Lazy, Drunk, Stupid ..but Homer's Still the World's Best Dad
Byline: Interview by EMMA HIBBS
HE'S the head of a famously dysfunctional family, he's a drunk, and he's far too fat - he's even been vilified by former President George Bush.
But this week DR KRIS JOZAJTIS, a lecturer in religious and film studies at Stirling University, will urge teachers to use Homer Simpson as a role model for children.
Here Kris, a father of four, reveals how Homer is shaping young morals - for the better.
HOMER Simpson is a great dad to his three children. As our youngsters grow up in a world where image is everything, Homer is an antidote to the superficial.
He isn't bothered what he looks like or what people think about him - he simply cares about his family and trying to do the right thing.
For instance, in one episode of The Simpsons, Homer's son Bart comes home from school moaning that he doesn't get all the computer games that his friends do.
Many parents today will understand just what that pressure is like.
But rather than dashing out and trying to offset his parental guilt with expensive presents, Homer makes his son laugh by clowning around.
By doing that, he shows he is able to give Bart what all children want more than anything - time and attention.
He also impresses upon his child that there is more to life than material goods.
Homer, a manual labourer in a nuclear power plant, is an individualist who teaches his kids not to worry too much about what others think of them.
He manages to chart his own course to avoid peer group pressure.
One of the ways he stands out from the crowd is by refusing to go to church. In one episode he skips Sunday service and has the best day of his life, while his wife Marge, fearful for his soul, prays fervently for him.
Then Homer sees God in a dream and says: "I'm a good man, I care about my kids - why do I have to go to church and be told I'm going to hell?"
God agrees with him and says: "You've got a point there."
Homer has proved it is possible to be good without having to go to church.
To his kids - Bart, Lisa and Maggie - and to children everywhere, Homer shows the right thing to do is to act from your heart.
The Simpson family have often been described as dysfunctional by politicians, moral campaigners and pundits.
This seems to be based on Bart's rebelliousness and Homer's love of beer and TV. But the fact that the Simpson family is not perfect is what makes them so influential for our children.
They are a family with real failings who have real problems just like the rest of us. And, just like the rest of us, they try to muddle through.
Homer's concern for his children's worries, however minor, is something many of us busy parents could do well to emulate.
In one episode, Lisa doesn't get the part she wants in the school play. Homer helps her realise that every part is important, however small.

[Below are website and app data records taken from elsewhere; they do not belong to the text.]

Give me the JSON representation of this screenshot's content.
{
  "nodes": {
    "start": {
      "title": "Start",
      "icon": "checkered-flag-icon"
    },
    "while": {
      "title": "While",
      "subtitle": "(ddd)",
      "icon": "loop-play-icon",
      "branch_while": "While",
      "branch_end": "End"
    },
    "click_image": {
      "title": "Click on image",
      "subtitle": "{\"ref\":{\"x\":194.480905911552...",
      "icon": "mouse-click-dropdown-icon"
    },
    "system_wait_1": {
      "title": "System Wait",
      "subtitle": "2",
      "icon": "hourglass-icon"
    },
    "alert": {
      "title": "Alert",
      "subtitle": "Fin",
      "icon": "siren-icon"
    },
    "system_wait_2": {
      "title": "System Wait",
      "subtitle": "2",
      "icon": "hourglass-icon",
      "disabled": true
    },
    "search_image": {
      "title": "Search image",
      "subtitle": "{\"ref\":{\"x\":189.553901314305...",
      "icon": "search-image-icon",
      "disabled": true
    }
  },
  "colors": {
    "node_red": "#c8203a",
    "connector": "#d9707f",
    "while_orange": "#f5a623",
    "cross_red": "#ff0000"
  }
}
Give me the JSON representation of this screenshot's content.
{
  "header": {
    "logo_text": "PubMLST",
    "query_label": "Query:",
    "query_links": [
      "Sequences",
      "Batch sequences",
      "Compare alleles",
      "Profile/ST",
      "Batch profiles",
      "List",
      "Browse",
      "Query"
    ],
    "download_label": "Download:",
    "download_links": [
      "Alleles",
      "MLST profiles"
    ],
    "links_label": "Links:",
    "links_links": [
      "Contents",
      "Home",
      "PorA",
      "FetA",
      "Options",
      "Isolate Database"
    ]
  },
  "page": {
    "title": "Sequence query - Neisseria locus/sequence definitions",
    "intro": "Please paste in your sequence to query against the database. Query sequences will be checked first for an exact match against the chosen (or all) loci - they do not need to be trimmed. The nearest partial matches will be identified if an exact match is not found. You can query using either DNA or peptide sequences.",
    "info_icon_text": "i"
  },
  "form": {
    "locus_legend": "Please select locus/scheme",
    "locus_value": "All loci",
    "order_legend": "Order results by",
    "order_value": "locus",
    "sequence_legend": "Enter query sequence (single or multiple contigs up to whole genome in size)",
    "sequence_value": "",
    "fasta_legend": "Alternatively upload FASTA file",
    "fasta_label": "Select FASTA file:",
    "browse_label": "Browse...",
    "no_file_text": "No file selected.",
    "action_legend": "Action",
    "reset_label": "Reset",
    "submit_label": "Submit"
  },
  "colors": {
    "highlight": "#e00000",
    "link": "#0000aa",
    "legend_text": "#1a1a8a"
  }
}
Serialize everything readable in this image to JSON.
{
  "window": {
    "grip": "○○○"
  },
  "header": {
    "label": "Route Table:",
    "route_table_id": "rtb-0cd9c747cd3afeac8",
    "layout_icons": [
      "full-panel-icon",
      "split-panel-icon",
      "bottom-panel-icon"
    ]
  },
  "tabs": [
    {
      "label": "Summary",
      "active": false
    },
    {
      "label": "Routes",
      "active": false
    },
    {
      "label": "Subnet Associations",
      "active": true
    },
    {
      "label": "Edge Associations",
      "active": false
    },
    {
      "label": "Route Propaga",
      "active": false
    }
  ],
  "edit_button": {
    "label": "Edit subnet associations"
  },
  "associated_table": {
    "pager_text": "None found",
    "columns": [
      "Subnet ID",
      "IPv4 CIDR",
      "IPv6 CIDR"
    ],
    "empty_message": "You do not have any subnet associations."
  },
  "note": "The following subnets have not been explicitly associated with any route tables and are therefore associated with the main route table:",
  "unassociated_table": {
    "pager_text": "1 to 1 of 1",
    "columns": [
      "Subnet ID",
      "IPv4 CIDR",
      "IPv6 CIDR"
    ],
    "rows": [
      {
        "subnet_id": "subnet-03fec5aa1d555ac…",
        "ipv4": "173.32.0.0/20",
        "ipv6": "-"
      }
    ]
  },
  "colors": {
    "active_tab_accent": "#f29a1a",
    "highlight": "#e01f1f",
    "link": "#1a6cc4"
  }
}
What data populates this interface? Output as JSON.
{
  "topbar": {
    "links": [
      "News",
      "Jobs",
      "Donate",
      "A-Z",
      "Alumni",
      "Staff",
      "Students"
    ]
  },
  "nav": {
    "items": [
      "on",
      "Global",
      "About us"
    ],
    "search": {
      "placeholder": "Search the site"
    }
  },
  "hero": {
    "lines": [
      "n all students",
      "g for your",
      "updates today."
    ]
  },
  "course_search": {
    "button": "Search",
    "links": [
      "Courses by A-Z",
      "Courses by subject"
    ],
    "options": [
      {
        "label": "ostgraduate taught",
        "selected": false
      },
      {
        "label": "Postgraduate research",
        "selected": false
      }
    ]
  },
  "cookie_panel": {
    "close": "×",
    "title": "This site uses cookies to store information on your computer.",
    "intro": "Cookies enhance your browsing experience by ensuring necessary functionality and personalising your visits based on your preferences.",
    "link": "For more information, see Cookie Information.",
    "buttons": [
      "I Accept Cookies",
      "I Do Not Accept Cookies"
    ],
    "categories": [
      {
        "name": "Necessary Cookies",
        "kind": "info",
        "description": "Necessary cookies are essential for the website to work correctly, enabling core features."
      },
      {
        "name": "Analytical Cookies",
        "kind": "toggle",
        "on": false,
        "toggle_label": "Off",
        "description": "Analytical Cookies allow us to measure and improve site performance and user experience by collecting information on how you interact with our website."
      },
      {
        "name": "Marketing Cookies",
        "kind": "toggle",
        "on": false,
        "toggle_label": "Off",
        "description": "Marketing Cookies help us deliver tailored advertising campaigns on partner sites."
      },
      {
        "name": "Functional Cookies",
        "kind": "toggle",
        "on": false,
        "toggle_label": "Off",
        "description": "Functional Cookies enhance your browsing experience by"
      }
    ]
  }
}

That's what life's about. Making children appreciate we all have a role to play in society however great or small.
There is also strong communication within the Simpson family, something often missing in our hectic real lives. …